PROBLEM STATEMENT:
If a line of the records contains the string "blurred", copy it out.
*** Opening THE RECORDS ***
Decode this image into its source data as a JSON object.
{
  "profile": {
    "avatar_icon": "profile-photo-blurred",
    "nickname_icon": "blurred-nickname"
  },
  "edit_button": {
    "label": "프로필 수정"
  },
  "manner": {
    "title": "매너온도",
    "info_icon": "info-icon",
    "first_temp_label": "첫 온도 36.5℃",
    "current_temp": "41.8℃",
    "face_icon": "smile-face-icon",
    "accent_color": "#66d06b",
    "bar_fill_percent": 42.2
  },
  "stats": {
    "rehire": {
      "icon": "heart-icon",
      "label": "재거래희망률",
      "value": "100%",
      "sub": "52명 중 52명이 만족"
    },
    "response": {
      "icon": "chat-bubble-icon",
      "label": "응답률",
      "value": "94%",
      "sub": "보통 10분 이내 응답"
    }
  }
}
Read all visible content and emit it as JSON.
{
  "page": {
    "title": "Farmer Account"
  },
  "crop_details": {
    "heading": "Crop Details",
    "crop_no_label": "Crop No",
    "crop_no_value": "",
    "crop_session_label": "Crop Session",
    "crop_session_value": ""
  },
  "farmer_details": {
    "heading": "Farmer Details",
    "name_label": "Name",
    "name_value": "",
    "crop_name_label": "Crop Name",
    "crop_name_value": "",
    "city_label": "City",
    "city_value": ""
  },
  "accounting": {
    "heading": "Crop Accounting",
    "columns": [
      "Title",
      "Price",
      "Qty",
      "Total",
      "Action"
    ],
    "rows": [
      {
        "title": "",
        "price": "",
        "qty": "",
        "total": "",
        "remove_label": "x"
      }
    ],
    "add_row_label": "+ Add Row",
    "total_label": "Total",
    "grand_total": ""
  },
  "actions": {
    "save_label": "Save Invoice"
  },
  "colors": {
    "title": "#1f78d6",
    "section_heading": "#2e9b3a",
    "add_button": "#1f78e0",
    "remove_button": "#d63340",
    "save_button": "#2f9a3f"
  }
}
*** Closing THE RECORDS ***
RESPONSE TO THE TASK:
    "avatar_icon": "profile-photo-blurred",
    "nickname_icon": "blurred-nickname"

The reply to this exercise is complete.